* **PROBLEM TO SOLVE**:
Pick out each line with the word "underline" from the material that follows.

━━━ DATASET RECORDS

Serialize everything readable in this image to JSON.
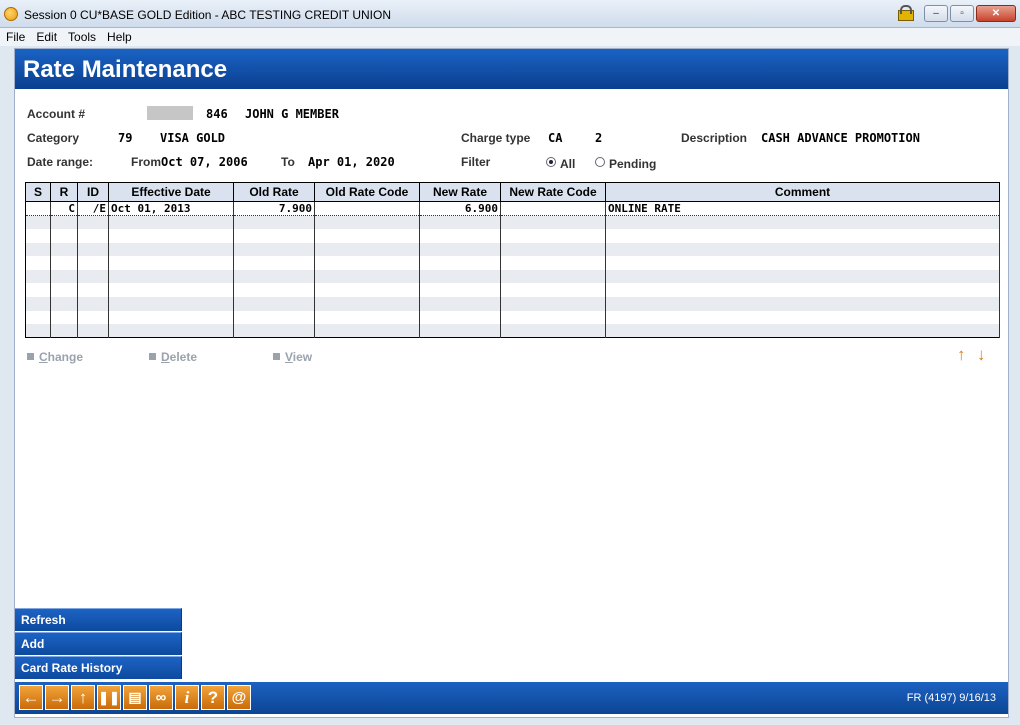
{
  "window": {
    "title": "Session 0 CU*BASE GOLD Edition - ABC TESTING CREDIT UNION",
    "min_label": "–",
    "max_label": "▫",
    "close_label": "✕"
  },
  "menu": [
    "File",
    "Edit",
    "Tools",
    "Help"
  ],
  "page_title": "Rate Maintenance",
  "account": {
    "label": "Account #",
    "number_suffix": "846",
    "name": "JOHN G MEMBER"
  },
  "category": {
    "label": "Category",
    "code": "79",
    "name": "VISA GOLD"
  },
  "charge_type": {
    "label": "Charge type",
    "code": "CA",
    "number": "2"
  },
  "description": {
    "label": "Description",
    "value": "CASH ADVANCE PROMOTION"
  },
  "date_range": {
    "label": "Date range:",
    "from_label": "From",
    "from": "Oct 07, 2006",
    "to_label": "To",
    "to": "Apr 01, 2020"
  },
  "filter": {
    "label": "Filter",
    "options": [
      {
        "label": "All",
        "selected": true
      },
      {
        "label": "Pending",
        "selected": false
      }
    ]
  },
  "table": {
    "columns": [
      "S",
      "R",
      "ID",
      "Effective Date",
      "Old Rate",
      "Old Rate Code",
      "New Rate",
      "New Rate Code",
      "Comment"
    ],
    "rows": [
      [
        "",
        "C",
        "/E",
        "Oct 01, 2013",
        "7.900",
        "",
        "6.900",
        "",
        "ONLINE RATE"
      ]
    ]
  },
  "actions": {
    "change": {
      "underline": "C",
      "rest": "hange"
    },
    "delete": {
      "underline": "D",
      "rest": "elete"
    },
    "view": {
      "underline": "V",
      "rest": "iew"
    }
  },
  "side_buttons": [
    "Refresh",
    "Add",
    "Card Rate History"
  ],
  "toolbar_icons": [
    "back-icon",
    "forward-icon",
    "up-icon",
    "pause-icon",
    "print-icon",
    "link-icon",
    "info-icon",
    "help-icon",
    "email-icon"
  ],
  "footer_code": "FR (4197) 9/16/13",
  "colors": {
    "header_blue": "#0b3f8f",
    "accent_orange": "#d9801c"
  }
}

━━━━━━
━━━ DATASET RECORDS

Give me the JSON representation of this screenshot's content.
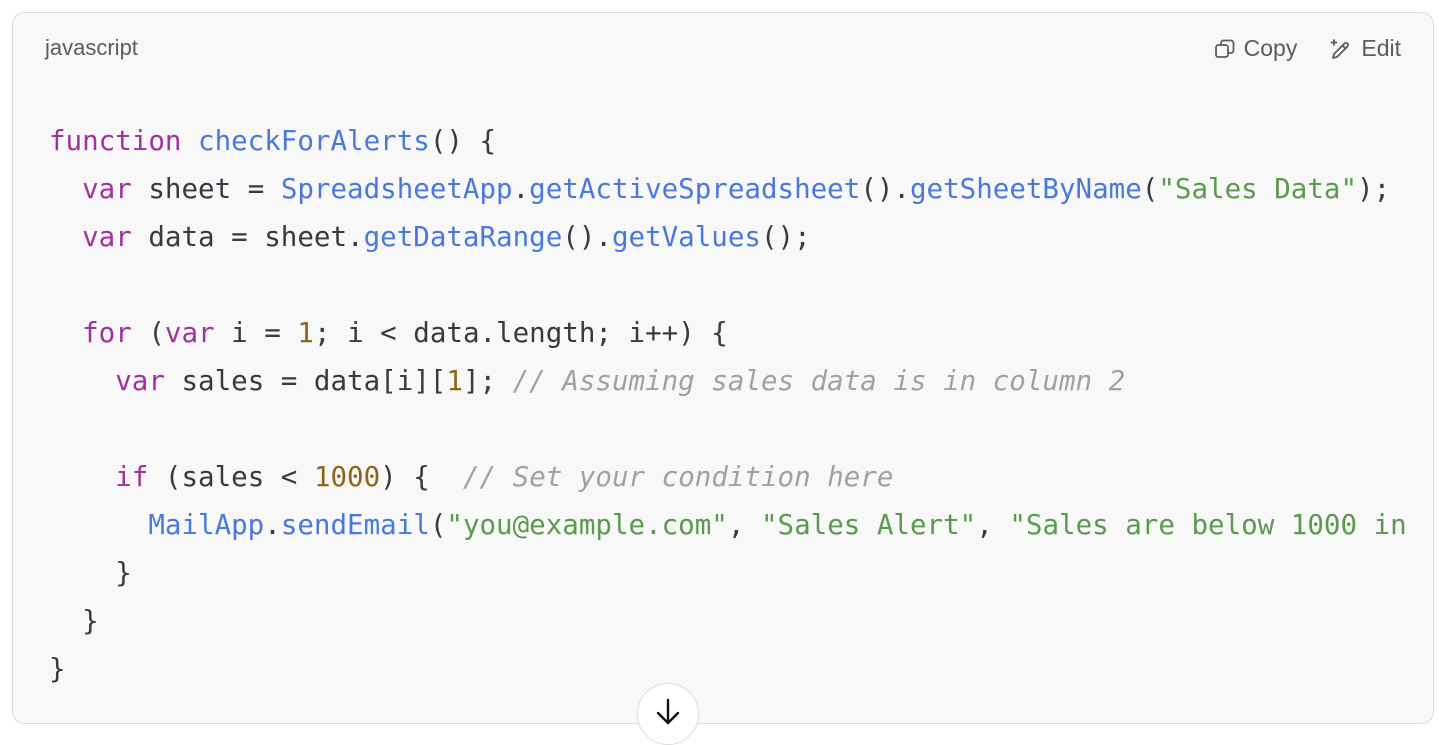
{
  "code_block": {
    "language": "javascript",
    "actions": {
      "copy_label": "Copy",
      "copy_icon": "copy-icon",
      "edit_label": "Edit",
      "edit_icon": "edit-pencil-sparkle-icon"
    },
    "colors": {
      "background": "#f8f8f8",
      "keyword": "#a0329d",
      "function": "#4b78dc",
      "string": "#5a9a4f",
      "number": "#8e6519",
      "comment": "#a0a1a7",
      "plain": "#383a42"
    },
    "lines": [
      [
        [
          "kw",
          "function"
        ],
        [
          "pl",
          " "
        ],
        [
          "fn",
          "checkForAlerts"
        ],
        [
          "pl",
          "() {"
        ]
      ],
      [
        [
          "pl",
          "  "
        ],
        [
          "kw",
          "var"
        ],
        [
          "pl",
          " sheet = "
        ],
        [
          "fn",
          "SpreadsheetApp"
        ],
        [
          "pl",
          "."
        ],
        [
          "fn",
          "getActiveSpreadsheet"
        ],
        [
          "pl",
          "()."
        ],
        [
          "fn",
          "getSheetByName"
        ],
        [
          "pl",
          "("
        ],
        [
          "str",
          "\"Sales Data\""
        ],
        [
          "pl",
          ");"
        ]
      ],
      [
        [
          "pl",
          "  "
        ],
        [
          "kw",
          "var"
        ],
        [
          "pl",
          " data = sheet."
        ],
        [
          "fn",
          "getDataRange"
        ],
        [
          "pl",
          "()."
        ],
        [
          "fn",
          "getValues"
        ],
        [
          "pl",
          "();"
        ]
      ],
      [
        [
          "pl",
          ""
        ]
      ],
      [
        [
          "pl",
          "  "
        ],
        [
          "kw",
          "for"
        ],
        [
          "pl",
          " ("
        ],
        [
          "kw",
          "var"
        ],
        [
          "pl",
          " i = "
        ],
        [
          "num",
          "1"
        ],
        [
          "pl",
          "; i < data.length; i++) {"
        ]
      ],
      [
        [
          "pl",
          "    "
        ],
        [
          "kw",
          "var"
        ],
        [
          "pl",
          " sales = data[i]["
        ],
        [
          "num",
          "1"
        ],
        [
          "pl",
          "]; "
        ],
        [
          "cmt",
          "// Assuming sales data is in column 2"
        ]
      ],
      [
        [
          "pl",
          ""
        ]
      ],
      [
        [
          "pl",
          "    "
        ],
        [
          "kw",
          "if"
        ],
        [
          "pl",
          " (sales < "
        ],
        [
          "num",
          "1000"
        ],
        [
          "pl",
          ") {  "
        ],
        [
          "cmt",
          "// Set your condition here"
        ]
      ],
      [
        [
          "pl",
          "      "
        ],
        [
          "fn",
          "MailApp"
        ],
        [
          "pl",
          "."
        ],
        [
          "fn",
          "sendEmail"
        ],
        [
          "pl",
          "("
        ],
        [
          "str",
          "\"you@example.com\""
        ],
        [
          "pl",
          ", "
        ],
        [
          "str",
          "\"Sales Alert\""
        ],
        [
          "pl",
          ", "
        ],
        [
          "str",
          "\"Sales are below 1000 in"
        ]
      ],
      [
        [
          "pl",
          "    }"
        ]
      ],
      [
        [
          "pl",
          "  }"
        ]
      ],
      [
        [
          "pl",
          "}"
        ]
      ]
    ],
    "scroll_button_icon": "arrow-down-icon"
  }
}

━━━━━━

* **EXPECTED OUTPUT**:
      "underline": "C",
      "underline": "D",
      "underline": "V",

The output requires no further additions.